#### Provided records

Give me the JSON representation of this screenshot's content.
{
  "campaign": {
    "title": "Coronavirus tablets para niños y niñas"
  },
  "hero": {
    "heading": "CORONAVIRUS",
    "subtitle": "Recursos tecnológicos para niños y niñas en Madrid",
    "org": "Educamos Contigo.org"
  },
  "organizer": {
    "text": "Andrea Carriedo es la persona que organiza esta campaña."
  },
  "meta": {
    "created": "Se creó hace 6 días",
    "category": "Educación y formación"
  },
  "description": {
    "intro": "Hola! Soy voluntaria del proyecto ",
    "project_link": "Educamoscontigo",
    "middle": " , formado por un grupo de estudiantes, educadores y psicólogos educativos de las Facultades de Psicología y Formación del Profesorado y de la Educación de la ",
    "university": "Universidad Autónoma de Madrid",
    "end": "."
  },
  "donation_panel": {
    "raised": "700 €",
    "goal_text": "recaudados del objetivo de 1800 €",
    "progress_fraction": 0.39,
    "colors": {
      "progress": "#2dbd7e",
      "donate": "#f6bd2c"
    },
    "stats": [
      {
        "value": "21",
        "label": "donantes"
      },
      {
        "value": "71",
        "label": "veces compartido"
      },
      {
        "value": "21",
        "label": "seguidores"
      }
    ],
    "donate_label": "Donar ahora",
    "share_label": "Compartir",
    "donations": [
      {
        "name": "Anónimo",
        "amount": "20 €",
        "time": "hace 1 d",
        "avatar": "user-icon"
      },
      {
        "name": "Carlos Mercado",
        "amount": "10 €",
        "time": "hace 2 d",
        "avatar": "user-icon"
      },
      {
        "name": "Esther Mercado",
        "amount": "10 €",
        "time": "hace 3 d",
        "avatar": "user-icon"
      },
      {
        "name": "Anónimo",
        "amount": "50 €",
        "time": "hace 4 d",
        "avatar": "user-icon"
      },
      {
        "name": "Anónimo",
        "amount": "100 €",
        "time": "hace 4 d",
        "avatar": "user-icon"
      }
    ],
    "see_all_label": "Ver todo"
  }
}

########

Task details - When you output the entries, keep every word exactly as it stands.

Exercise result -
Give me the JSON representation of this screenshot's content.
{
  "campaign": {
    "title": "Coronavirus tablets para niños y niñas"
  },
  "hero": {
    "heading": "CORONAVIRUS",
    "subtitle": "Recursos tecnológicos para niños y niñas en Madrid",
    "org": "Educamos Contigo.org"
  },
  "organizer": {
    "text": "Andrea Carriedo es la persona que organiza esta campaña."
  },
  "meta": {
    "created": "Se creó hace 6 días",
    "category": "Educación y formación"
  },
  "description": {
    "intro": "Hola! Soy voluntaria del proyecto ",
    "project_link": "Educamoscontigo",
    "middle": " , formado por un grupo de estudiantes, educadores y psicólogos educativos de las Facultades de Psicología y Formación del Profesorado y de la Educación de la ",
    "university": "Universidad Autónoma de Madrid",
    "end": "."
  },
  "donation_panel": {
    "raised": "700 €",
    "goal_text": "recaudados del objetivo de 1800 €",
    "progress_fraction": 0.39,
    "colors": {
      "progress": "#2dbd7e",
      "donate": "#f6bd2c"
    },
    "stats": [
      {
        "value": "21",
        "label": "donantes"
      },
      {
        "value": "71",
        "label": "veces compartido"
      },
      {
        "value": "21",
        "label": "seguidores"
      }
    ],
    "donate_label": "Donar ahora",
    "share_label": "Compartir",
    "donations": [
      {
        "name": "Anónimo",
        "amount": "20 €",
        "time": "hace 1 d",
        "avatar": "user-icon"
      },
      {
        "name": "Carlos Mercado",
        "amount": "10 €",
        "time": "hace 2 d",
        "avatar": "user-icon"
      },
      {
        "name": "Esther Mercado",
        "amount": "10 €",
        "time": "hace 3 d",
        "avatar": "user-icon"
      },
      {
        "name": "Anónimo",
        "amount": "50 €",
        "time": "hace 4 d",
        "avatar": "user-icon"
      },
      {
        "name": "Anónimo",
        "amount": "100 €",
        "time": "hace 4 d",
        "avatar": "user-icon"
      }
    ],
    "see_all_label": "Ver todo"
  }
}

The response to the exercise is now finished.